list --> ![== ?result]
enddefine;

The output local variable "result" is automatically declared as lvars.
So it need not be declared prior to use in the pattern that sets the
value, because the use of "!" allows lvars variables to be used as
pattern variables.

Compile that, and check that the above tests sill all work (apart from
the one that previously produced a mishap).

You could also have used --> to define a procedure to produce the
the 'tail' of a list, i.e. a list containing all but the first element

define tail(list) ->result;
vars x, result;
list --> [?x ??result]
enddefine;

Test it

tail([ a b c d]) =>
tail ([abcd]) =>

Actually the definition of TAIL is wasteful.

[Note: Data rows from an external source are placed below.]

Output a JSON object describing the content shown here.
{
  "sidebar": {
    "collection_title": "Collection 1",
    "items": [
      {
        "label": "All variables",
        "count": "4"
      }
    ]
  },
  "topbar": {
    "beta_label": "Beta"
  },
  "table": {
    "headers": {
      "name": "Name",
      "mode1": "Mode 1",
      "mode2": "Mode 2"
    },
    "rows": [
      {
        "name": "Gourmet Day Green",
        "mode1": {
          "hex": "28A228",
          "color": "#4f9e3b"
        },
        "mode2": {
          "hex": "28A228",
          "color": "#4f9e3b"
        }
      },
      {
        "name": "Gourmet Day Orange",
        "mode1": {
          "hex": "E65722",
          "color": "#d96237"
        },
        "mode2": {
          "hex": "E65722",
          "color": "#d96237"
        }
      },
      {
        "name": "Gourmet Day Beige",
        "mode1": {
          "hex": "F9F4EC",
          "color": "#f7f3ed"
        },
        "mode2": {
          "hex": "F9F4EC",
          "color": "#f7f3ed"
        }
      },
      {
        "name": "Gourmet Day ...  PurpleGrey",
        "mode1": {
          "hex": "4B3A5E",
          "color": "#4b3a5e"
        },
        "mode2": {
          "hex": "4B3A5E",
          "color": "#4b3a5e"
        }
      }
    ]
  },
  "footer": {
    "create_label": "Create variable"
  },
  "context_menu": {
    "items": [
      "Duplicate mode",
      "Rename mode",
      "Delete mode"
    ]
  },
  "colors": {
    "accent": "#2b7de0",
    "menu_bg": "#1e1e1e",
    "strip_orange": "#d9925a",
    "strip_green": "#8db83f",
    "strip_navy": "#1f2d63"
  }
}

It includes the variable X,
whose value is not used. The item '?X' was there just to ensure that
RESULT was not given the whole list. To do this we can use '=', which
matches exactly one item but doesn't care what it is.

define tail(list) ->result;
vars result;
list --> [= ??result]
enddefine;

test it:
tail([a b c d]) =>

Note that, as before, you could leave out the "vars result" if you put
"!" before the opening list bracket.

N.B. in the definition of TAIL it is important to have a space between

"=" and "??"

for otherwise POP11 will make them 'stick together' to form a bigger
symbol, which it will then not recognize. Try, without the space:

[1 2 3] --> [ =??result];

Similarly, you could define a procedure head to get the first element.

list --> ![?result ==]
enddefine;

head([ a b c ]) =>

actually, Pop-11 already has such a procedure, called hd:

hd([a b c d])=>

which is also like

[a b c d](1) =>

(Often, in Pop-11 there is more than one way to do the same thing.
Choose the method which you think makes your programs clearest.)

-- Some exercises using --> -------------------------------------------

Use the match operation --> to define a procedure which produces the
second element of a list. Then test your procedure.

Now define a procedure which will produce a list containing all
but the first and last elements in a list.

define middle(list) -> result;
vars result;
list --> .....
enddefine;

complete that and test it with several examples.

Try it using "!" and without the "vars" declaration.

Did you do this?

define middle(list) -> result;
list --> ![= ??result = ]
enddefine;

NB it is important to leave a space between '=' and '??', as explained
previously. Test that:

middle([mary had a little lamb]) =>

This might be a good point at which to pause, and make notes on
everything you've learnt so far. Try to think of ways in which it
might be useful in a program like Eliza, or some other program which
tries to 'understand' or at least analyse sentences. (What's the
difference?)

Exercise: explain the difference between "matches" and "-->"

(It may help if you understand how the stack works. See TEACH STACK.)

using it.

For more on the use of "MATCHES" and "-->" to define simple procedures,
See TEACH * MOREMATCH. (This file has not yet been updated for Poplog
version 15 or later.)

For a concise summary  see HELP * MATCHES.

TEACH ARROW gives more practice on the use of ^^ and ^ in lists.

For more on lists, see TEACH LISTS.

TEACH * LISTSUMMARY gives an overview of list manipulating facilities.

--- \$poplocal/local/teach/matcharrow